Exercise materials ::
-*-*-

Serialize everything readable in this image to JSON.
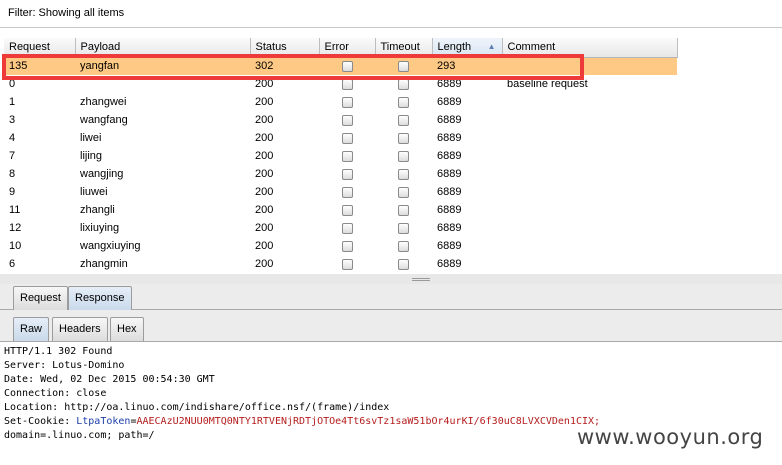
{
  "filter": {
    "label": "Filter: Showing all items"
  },
  "table": {
    "columns": [
      "Request",
      "Payload",
      "Status",
      "Error",
      "Timeout",
      "Length",
      "Comment"
    ],
    "sorted_column": "Length",
    "rows": [
      {
        "request": "135",
        "payload": "yangfan",
        "status": "302",
        "length": "293",
        "comment": "",
        "selected": true
      },
      {
        "request": "0",
        "payload": "",
        "status": "200",
        "length": "6889",
        "comment": "baseline request",
        "selected": false
      },
      {
        "request": "1",
        "payload": "zhangwei",
        "status": "200",
        "length": "6889",
        "comment": "",
        "selected": false
      },
      {
        "request": "3",
        "payload": "wangfang",
        "status": "200",
        "length": "6889",
        "comment": "",
        "selected": false
      },
      {
        "request": "4",
        "payload": "liwei",
        "status": "200",
        "length": "6889",
        "comment": "",
        "selected": false
      },
      {
        "request": "7",
        "payload": "lijing",
        "status": "200",
        "length": "6889",
        "comment": "",
        "selected": false
      },
      {
        "request": "8",
        "payload": "wangjing",
        "status": "200",
        "length": "6889",
        "comment": "",
        "selected": false
      },
      {
        "request": "9",
        "payload": "liuwei",
        "status": "200",
        "length": "6889",
        "comment": "",
        "selected": false
      },
      {
        "request": "11",
        "payload": "zhangli",
        "status": "200",
        "length": "6889",
        "comment": "",
        "selected": false
      },
      {
        "request": "12",
        "payload": "lixiuying",
        "status": "200",
        "length": "6889",
        "comment": "",
        "selected": false
      },
      {
        "request": "10",
        "payload": "wangxiuying",
        "status": "200",
        "length": "6889",
        "comment": "",
        "selected": false
      },
      {
        "request": "6",
        "payload": "zhangmin",
        "status": "200",
        "length": "6889",
        "comment": "",
        "selected": false
      }
    ]
  },
  "outer_tabs": {
    "request": "Request",
    "response": "Response",
    "active": "Response"
  },
  "inner_tabs": {
    "raw": "Raw",
    "headers": "Headers",
    "hex": "Hex",
    "active": "Raw"
  },
  "response": {
    "line1": "HTTP/1.1 302 Found",
    "line2": "Server: Lotus-Domino",
    "line3": "Date: Wed, 02 Dec 2015 00:54:30 GMT",
    "line4": "Connection: close",
    "line5": "Location: http://oa.linuo.com/indishare/office.nsf/(frame)/index",
    "cookie_prefix": "Set-Cookie: ",
    "cookie_name": "LtpaToken",
    "cookie_eq": "=",
    "cookie_value": "AAECAzU2NUU0MTQ0NTY1RTVENjRDTjOTOe4Tt6svTz1saW51bOr4urKI/6f30uC8LVXCVDen1CIX;",
    "line7": "domain=.linuo.com; path=/"
  },
  "watermark": "www.wooyun.org",
  "colors": {
    "selected_row": "#fdc984",
    "highlight_border": "#ef3a3a",
    "cookie_name": "#1d3ea8",
    "cookie_value": "#b51d1d"
  }
}
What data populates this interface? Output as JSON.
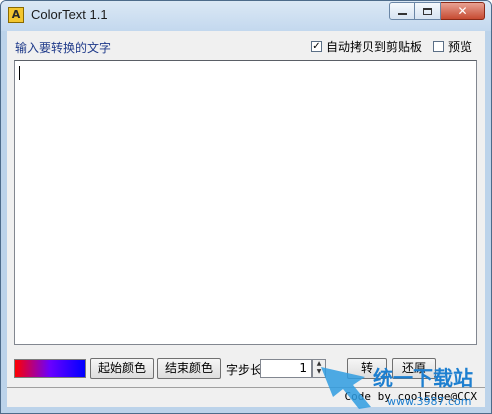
{
  "window": {
    "title": "ColorText 1.1",
    "icon": "app-a-icon",
    "controls": {
      "minimize": "minimize-icon",
      "maximize": "maximize-icon",
      "close": "close-icon",
      "close_glyph": "✕"
    }
  },
  "header": {
    "prompt": "输入要转换的文字",
    "auto_copy": {
      "label": "自动拷贝到剪贴板",
      "checked": true,
      "mark": "✓"
    },
    "preview": {
      "label": "预览",
      "checked": false,
      "mark": ""
    }
  },
  "editor": {
    "value": ""
  },
  "toolbar": {
    "start_color_label": "起始颜色",
    "end_color_label": "结束颜色",
    "step_label": "字步长",
    "step_value": "1",
    "overlay_label_1": "转",
    "restore_label": "还原",
    "gradient": {
      "from": "#ff0000",
      "to": "#0000ff"
    }
  },
  "status": {
    "text": "Code by coolEdge@CCX"
  },
  "watermark": {
    "brand": "统一下载站",
    "url": "www.3987.com"
  }
}
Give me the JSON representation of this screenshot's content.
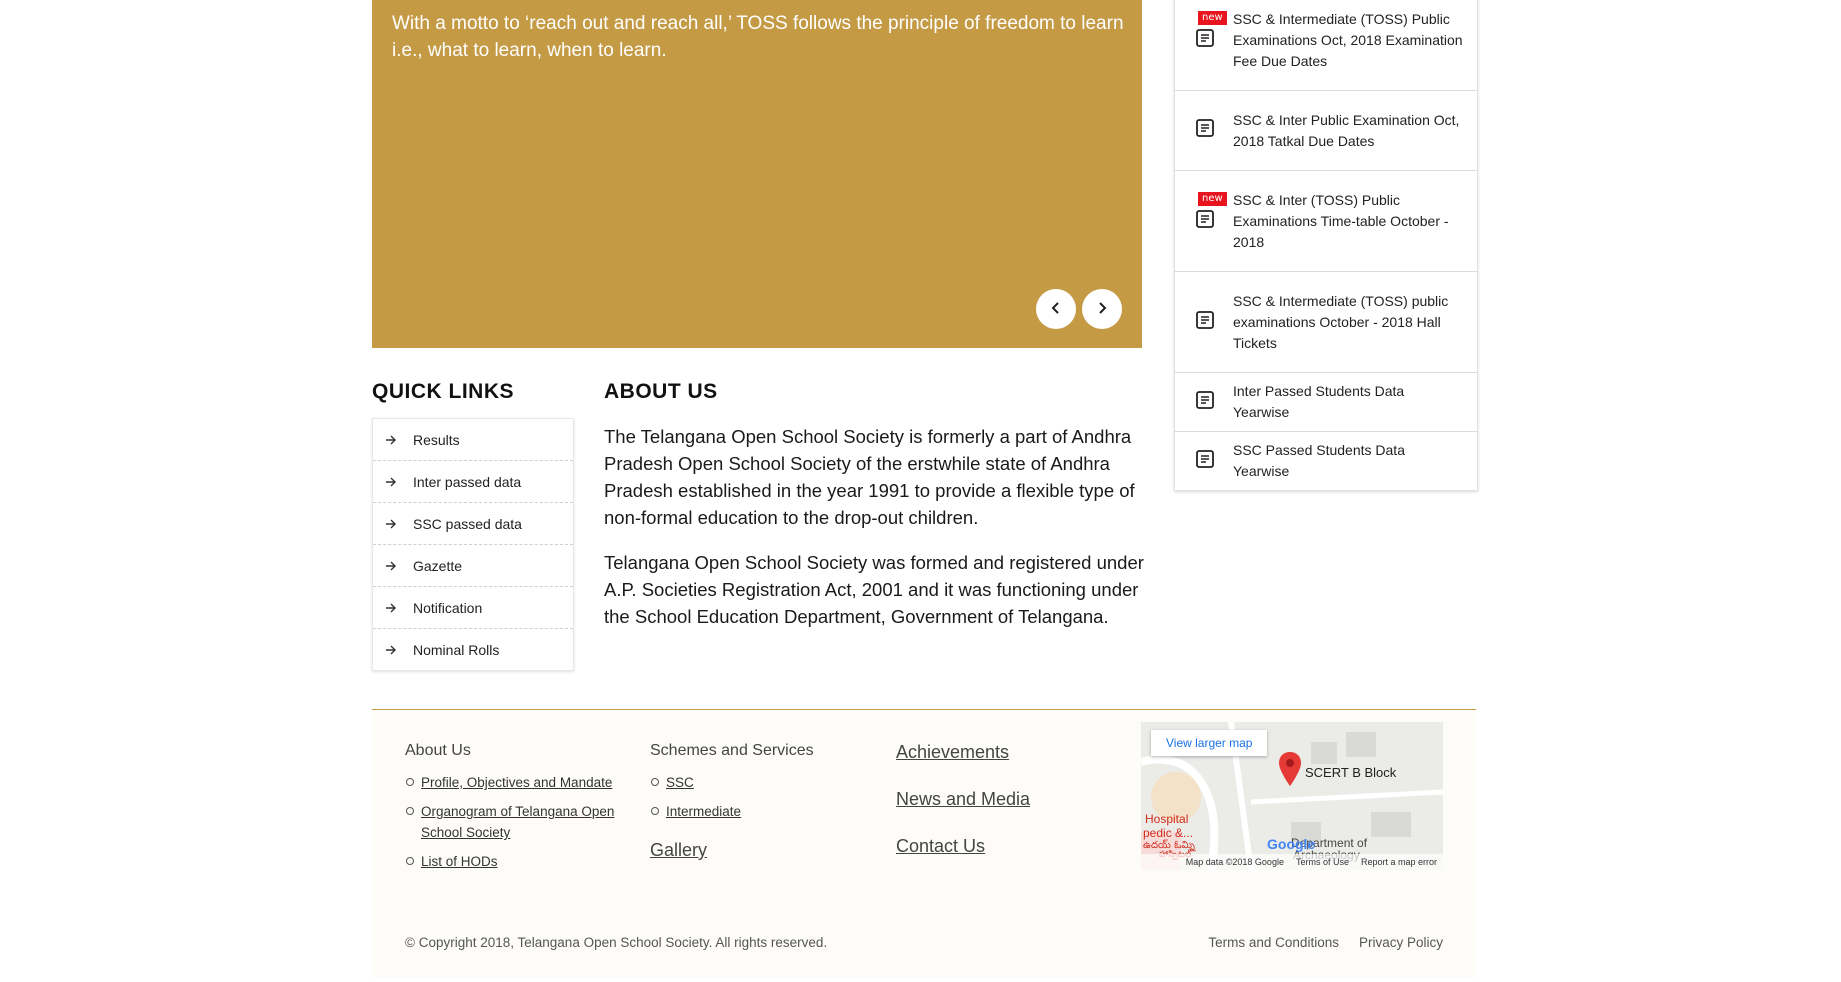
{
  "banner": {
    "text": "With a motto to ‘reach out and reach all,’ TOSS follows the principle of freedom to learn i.e., what to learn, when to learn."
  },
  "slider": {
    "prev_icon": "chevron-left-icon",
    "next_icon": "chevron-right-icon"
  },
  "notifications": {
    "new_label": "new",
    "items": [
      {
        "text": "SSC & Intermediate (TOSS) Public Examinations Oct, 2018 Examination Fee Due Dates",
        "is_new": true
      },
      {
        "text": "SSC & Inter Public Examination Oct, 2018 Tatkal Due Dates",
        "is_new": false
      },
      {
        "text": "SSC & Inter (TOSS) Public Examinations Time-table October - 2018",
        "is_new": true
      },
      {
        "text": "SSC & Intermediate (TOSS) public examinations October - 2018 Hall Tickets",
        "is_new": false
      },
      {
        "text": "Inter Passed Students Data Yearwise",
        "is_new": false
      },
      {
        "text": "SSC Passed Students Data Yearwise",
        "is_new": false
      }
    ]
  },
  "quick_links": {
    "title": "QUICK LINKS",
    "items": [
      "Results",
      "Inter passed data",
      "SSC passed data",
      "Gazette",
      "Notification",
      "Nominal Rolls"
    ]
  },
  "about": {
    "title": "ABOUT US",
    "paragraphs": [
      "The Telangana Open School Society is formerly a part of Andhra Pradesh Open School Society of the erstwhile state of Andhra Pradesh established in the year 1991 to provide a flexible type of non-formal education to the drop-out children.",
      "Telangana Open School Society was formed and registered under A.P. Societies Registration Act, 2001 and it was functioning under the School Education Department, Government of Telangana."
    ]
  },
  "footer": {
    "col1": {
      "heading": "About Us",
      "links": [
        "Profile, Objectives and Mandate",
        "Organogram of Telangana Open School Society",
        "List of HODs"
      ]
    },
    "col2": {
      "heading": "Schemes and Services",
      "links": [
        "SSC",
        "Intermediate"
      ],
      "gallery": "Gallery"
    },
    "col3": {
      "links": [
        "Achievements",
        "News and Media",
        "Contact Us"
      ]
    },
    "map": {
      "view_larger": "View larger map",
      "place": "SCERT B Block",
      "label_hospital": "Hospital",
      "label_pedic": "pedic &...",
      "label_telugu1": "ఉదయ్ ఓమ్ని",
      "label_telugu2": "హాస్పిటల్",
      "label_dept": "Department of",
      "label_arch": "Archaeology",
      "google": "Google",
      "map_data": "Map data ©2018 Google",
      "terms": "Terms of Use",
      "report": "Report a map error"
    },
    "copyright": "© Copyright 2018, Telangana Open School Society. All rights reserved.",
    "terms": "Terms and Conditions",
    "privacy": "Privacy Policy"
  }
}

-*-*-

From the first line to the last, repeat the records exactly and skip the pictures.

Serialize everything readable in this image to JSON.
{
  "filter": {
    "label": "Filter: Showing all items"
  },
  "table": {
    "columns": [
      "Request",
      "Payload",
      "Status",
      "Error",
      "Timeout",
      "Length",
      "Comment"
    ],
    "sorted_column": "Length",
    "rows": [
      {
        "request": "135",
        "payload": "yangfan",
        "status": "302",
        "length": "293",
        "comment": "",
        "selected": true
      },
      {
        "request": "0",
        "payload": "",
        "status": "200",
        "length": "6889",
        "comment": "baseline request",
        "selected": false
      },
      {
        "request": "1",
        "payload": "zhangwei",
        "status": "200",
        "length": "6889",
        "comment": "",
        "selected": false
      },
      {
        "request": "3",
        "payload": "wangfang",
        "status": "200",
        "length": "6889",
        "comment": "",
        "selected": false
      },
      {
        "request": "4",
        "payload": "liwei",
        "status": "200",
        "length": "6889",
        "comment": "",
        "selected": false
      },
      {
        "request": "7",
        "payload": "lijing",
        "status": "200",
        "length": "6889",
        "comment": "",
        "selected": false
      },
      {
        "request": "8",
        "payload": "wangjing",
        "status": "200",
        "length": "6889",
        "comment": "",
        "selected": false
      },
      {
        "request": "9",
        "payload": "liuwei",
        "status": "200",
        "length": "6889",
        "comment": "",
        "selected": false
      },
      {
        "request": "11",
        "payload": "zhangli",
        "status": "200",
        "length": "6889",
        "comment": "",
        "selected": false
      },
      {
        "request": "12",
        "payload": "lixiuying",
        "status": "200",
        "length": "6889",
        "comment": "",
        "selected": false
      },
      {
        "request": "10",
        "payload": "wangxiuying",
        "status": "200",
        "length": "6889",
        "comment": "",
        "selected": false
      },
      {
        "request": "6",
        "payload": "zhangmin",
        "status": "200",
        "length": "6889",
        "comment": "",
        "selected": false
      }
    ]
  },
  "outer_tabs": {
    "request": "Request",
    "response": "Response",
    "active": "Response"
  },
  "inner_tabs": {
    "raw": "Raw",
    "headers": "Headers",
    "hex": "Hex",
    "active": "Raw"
  },
  "response": {
    "line1": "HTTP/1.1 302 Found",
    "line2": "Server: Lotus-Domino",
    "line3": "Date: Wed, 02 Dec 2015 00:54:30 GMT",
    "line4": "Connection: close",
    "line5": "Location: http://oa.linuo.com/indishare/office.nsf/(frame)/index",
    "cookie_prefix": "Set-Cookie: ",
    "cookie_name": "LtpaToken",
    "cookie_eq": "=",
    "cookie_value": "AAECAzU2NUU0MTQ0NTY1RTVENjRDTjOTOe4Tt6svTz1saW51bOr4urKI/6f30uC8LVXCVDen1CIX;",
    "line7": "domain=.linuo.com; path=/"
  },
  "watermark": "www.wooyun.org",
  "colors": {
    "selected_row": "#fdc984",
    "highlight_border": "#ef3a3a",
    "cookie_name": "#1d3ea8",
    "cookie_value": "#b51d1d"
  }
}
What data populates this interface? Output as JSON.
{
  "window": {
    "title": "ColorText 1.1",
    "icon": "app-a-icon",
    "controls": {
      "minimize": "minimize-icon",
      "maximize": "maximize-icon",
      "close": "close-icon",
      "close_glyph": "✕"
    }
  },
  "header": {
    "prompt": "输入要转换的文字",
    "auto_copy": {
      "label": "自动拷贝到剪贴板",
      "checked": true,
      "mark": "✓"
    },
    "preview": {
      "label": "预览",
      "checked": false,
      "mark": ""
    }
  },
  "editor": {
    "value": ""
  },
  "toolbar": {
    "start_color_label": "起始颜色",
    "end_color_label": "结束颜色",
    "step_label": "字步长",
    "step_value": "1",
    "overlay_label_1": "转",
    "restore_label": "还原",
    "gradient": {
      "from": "#ff0000",
      "to": "#0000ff"
    }
  },
  "status": {
    "text": "Code by coolEdge@CCX"
  },
  "watermark": {
    "brand": "统一下载站",
    "url": "www.3987.com"
  }
}
Give me the JSON representation of this screenshot's content.
{
  "banner": {
    "text": "With a motto to ‘reach out and reach all,’ TOSS follows the principle of freedom to learn i.e., what to learn, when to learn."
  },
  "slider": {
    "prev_icon": "chevron-left-icon",
    "next_icon": "chevron-right-icon"
  },
  "notifications": {
    "new_label": "new",
    "items": [
      {
        "text": "SSC & Intermediate (TOSS) Public Examinations Oct, 2018 Examination Fee Due Dates",
        "is_new": true
      },
      {
        "text": "SSC & Inter Public Examination Oct, 2018 Tatkal Due Dates",
        "is_new": false
      },
      {
        "text": "SSC & Inter (TOSS) Public Examinations Time-table October - 2018",
        "is_new": true
      },
      {
        "text": "SSC & Intermediate (TOSS) public examinations October - 2018 Hall Tickets",
        "is_new": false
      },
      {
        "text": "Inter Passed Students Data Yearwise",
        "is_new": false
      },
      {
        "text": "SSC Passed Students Data Yearwise",
        "is_new": false
      }
    ]
  },
  "quick_links": {
    "title": "QUICK LINKS",
    "items": [
      "Results",
      "Inter passed data",
      "SSC passed data",
      "Gazette",
      "Notification",
      "Nominal Rolls"
    ]
  },
  "about": {
    "title": "ABOUT US",
    "paragraphs": [
      "The Telangana Open School Society is formerly a part of Andhra Pradesh Open School Society of the erstwhile state of Andhra Pradesh established in the year 1991 to provide a flexible type of non-formal education to the drop-out children.",
      "Telangana Open School Society was formed and registered under A.P. Societies Registration Act, 2001 and it was functioning under the School Education Department, Government of Telangana."
    ]
  },
  "footer": {
    "col1": {
      "heading": "About Us",
      "links": [
        "Profile, Objectives and Mandate",
        "Organogram of Telangana Open School Society",
        "List of HODs"
      ]
    },
    "col2": {
      "heading": "Schemes and Services",
      "links": [
        "SSC",
        "Intermediate"
      ],
      "gallery": "Gallery"
    },
    "col3": {
      "links": [
        "Achievements",
        "News and Media",
        "Contact Us"
      ]
    },
    "map": {
      "view_larger": "View larger map",
      "place": "SCERT B Block",
      "label_hospital": "Hospital",
      "label_pedic": "pedic &...",
      "label_telugu1": "ఉదయ్ ఓమ్ని",
      "label_telugu2": "హాస్పిటల్",
      "label_dept": "Department of",
      "label_arch": "Archaeology",
      "google": "Google",
      "map_data": "Map data ©2018 Google",
      "terms": "Terms of Use",
      "report": "Report a map error"
    },
    "copyright": "© Copyright 2018, Telangana Open School Society. All rights reserved.",
    "terms": "Terms and Conditions",
    "privacy": "Privacy Policy"
  }
}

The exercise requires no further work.